Although general guidelines exist to help people determine how much alcohol they can safely drink, the recommended limits do not guarantee safety for all people at all times. Many different factors must be taken into consideration.
Dietary Guidelines for Alcohol Consumption
The basic rule of thumb provided by dietary guidelines is that women should limit themselves to one alcoholic beverage per day. For men, the limit is two. Although a double on the rocks is served in a single glass, it does not count as only one drink by these guidelines. A single serving of 80-proof liquor is 1.5 ounces. For beer and wine, single servings are 12 ounces and five ounces respectively.
Servings should not be averaged over a period of time. For example, having seven drinks in one night but remaining sober the rest of the week is not safe.
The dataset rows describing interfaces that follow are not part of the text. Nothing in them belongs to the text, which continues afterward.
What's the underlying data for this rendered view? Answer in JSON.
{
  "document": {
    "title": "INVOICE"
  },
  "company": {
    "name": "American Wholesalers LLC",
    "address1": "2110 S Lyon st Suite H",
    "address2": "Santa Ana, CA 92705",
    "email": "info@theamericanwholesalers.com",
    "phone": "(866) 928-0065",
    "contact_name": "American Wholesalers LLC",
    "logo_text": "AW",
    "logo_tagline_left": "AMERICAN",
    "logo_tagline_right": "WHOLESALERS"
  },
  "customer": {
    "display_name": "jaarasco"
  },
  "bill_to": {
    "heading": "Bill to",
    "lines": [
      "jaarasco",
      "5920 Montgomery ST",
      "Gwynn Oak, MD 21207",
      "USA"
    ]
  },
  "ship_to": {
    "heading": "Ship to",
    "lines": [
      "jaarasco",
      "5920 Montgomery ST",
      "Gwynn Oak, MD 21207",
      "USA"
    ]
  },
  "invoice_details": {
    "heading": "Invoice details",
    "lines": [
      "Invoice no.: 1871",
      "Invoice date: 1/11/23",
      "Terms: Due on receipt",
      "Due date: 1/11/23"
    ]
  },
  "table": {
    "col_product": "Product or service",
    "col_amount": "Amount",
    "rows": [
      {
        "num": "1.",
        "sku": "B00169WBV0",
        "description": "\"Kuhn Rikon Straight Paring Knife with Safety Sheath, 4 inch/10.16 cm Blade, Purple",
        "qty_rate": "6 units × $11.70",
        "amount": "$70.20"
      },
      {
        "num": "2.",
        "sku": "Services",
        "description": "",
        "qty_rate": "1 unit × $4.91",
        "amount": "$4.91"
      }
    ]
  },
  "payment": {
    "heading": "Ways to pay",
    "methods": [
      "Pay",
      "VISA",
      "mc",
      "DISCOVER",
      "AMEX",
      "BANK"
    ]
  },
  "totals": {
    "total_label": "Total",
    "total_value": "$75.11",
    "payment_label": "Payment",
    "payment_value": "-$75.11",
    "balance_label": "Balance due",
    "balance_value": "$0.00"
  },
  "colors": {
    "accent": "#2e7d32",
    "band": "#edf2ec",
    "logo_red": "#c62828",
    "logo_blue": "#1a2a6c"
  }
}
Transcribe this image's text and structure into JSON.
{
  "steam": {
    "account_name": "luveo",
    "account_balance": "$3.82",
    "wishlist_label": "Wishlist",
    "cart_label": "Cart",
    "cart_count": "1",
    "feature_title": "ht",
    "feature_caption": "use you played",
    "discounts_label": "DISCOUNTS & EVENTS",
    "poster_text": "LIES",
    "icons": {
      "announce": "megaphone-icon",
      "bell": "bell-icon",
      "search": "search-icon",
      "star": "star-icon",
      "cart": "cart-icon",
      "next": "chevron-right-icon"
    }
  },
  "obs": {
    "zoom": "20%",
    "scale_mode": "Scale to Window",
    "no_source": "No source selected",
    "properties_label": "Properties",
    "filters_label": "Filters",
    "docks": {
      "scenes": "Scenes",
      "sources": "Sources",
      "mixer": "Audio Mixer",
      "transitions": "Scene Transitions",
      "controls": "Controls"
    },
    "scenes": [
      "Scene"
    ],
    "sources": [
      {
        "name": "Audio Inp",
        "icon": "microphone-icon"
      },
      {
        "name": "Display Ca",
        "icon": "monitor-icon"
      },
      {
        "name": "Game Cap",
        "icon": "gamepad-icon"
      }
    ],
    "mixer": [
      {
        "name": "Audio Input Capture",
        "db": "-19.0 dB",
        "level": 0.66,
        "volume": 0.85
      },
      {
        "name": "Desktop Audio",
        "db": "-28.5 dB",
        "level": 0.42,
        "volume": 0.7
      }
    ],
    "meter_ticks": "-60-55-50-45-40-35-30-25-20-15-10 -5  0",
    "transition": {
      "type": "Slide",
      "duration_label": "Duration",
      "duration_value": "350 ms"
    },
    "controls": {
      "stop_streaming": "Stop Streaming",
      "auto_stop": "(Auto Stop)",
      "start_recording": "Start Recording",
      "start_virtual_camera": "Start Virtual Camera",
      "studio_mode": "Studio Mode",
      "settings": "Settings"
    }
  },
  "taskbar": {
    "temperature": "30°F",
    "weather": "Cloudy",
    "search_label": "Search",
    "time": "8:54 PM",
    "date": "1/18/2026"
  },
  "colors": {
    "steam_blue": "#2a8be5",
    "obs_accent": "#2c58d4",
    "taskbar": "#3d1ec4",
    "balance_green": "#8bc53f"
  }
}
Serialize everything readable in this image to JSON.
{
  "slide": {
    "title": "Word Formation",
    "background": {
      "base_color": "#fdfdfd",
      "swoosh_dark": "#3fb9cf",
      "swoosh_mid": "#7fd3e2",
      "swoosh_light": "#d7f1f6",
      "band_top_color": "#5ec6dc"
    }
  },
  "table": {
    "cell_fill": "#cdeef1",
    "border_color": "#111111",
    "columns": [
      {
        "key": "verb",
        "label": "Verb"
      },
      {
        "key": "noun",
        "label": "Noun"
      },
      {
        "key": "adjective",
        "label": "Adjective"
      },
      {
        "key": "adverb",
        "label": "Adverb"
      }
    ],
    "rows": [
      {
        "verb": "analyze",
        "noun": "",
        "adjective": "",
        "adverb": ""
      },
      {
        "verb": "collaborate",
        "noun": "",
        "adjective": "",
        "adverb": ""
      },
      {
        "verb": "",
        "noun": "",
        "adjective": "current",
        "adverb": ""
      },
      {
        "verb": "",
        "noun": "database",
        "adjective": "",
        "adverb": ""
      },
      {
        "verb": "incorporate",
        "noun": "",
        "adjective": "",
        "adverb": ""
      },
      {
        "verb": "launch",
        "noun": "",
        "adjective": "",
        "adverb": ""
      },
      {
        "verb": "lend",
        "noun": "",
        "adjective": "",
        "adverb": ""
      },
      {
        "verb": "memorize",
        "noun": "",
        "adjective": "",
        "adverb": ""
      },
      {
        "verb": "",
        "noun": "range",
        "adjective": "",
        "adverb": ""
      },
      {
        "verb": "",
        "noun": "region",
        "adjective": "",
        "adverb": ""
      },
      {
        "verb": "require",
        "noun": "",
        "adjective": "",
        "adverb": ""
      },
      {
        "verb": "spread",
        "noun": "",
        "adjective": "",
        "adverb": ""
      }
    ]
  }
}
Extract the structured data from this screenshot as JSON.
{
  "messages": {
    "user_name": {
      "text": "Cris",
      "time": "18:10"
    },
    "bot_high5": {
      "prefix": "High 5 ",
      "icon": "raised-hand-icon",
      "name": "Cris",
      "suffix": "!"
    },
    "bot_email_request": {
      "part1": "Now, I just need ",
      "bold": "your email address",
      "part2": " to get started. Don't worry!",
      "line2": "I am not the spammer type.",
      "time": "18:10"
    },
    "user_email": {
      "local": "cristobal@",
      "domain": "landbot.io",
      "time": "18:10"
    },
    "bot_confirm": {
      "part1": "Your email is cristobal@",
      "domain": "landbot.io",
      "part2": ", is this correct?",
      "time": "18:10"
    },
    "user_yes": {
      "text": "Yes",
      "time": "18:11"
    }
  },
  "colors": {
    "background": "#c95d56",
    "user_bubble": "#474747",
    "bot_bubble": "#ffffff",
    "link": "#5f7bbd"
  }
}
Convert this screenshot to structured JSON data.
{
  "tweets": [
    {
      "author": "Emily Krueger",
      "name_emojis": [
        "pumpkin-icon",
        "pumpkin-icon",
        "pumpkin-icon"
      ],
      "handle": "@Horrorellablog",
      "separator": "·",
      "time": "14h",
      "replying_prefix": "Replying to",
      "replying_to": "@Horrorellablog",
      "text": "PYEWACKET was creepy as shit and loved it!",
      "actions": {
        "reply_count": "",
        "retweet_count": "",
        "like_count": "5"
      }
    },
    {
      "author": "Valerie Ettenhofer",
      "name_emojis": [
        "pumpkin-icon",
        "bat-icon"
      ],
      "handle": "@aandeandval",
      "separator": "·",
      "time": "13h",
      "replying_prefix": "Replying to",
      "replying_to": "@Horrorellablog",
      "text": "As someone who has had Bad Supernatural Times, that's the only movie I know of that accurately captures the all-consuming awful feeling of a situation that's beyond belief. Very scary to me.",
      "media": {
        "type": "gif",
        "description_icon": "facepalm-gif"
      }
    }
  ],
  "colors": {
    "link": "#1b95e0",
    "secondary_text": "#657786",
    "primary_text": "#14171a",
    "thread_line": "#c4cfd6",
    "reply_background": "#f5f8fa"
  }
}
That level of consumption is considered binge drinking.
The alcohol content of a beverage determines the recommended serving size, so the guidelines may not fit every single brand or type of drink within a category. For example, microbrews and port wines often have higher alcohol percentages than standard beers and wines. No type of beverage is considered safer than any other type, either. Wine and liquor can be equally dangerous, although wine may have some health benefits.
Gender Differences in Alcohol Safety
Generally speaking, men can safely drink more than women. Not only are men usually larger than women, but they also have more water in their bodies because of their size. The water helps dilute the alcohol. If a large man and small woman drink the same amount, the woman's internal organs are exposed to greater concentrations of alcohol and byproducts than the man's are as it passes through their systems. This puts women at a greater risk of developing health problems associated with alcohol consumption.
No amount of alcohol is considered safe for pregnant women. Drinking while pregnant can cause birth defects or Fetal Alcohol Syndrome. Women who drink alcohol may also have a higher risk of developing breast cancer than women who do not.
Biological and Physical Factors
A person's genetic makeup can partly determine the effects alcohol has on him and, therefore, a safe amount of consumption for him. A person with a family history of alcoholism or addiction is at a higher risk of developing a dependency, so abstaining from alcohol may be a safer option for him than drinking in moderation.
Certain medical conditions, such as diabetes and cirrhosis, can make alcohol consumption at any level unsafe. Alcohol is not safe for people who take certain prescription drugs, either. A person should factor in his overall physical condition when deciding how much he can safely drink. Having an empty stomach can make a single drink dangerous for people who have a low tolerance and plan to drive.
Alcohol use at any level is not safe for people who have a personal history of substance abuse or alcoholism. Sometimes, people who have been in recovery for a long time feel that they are in more control of themselves and that they are capable of drinking in moderation. This rarely proves to be the case. A recovered alcoholic remains an alcoholic, so he should not experiment with using alcohol socially.
People who are under intense amounts of stress may not be able to drink safely, either. They are at a higher risk of consuming too much and developing a dependency. This level of stress can result from major life events, such as divorce or death of a loved one, and it can also come from unhealthy living situations or demanding careers. People with mental health conditions, such clinical depression or an anxiety disorder, are also at a higher risk.
To determine a safe level of drinking, people must consider all of these factors in addition to the dietary guidelines. For many people, no amount is safe.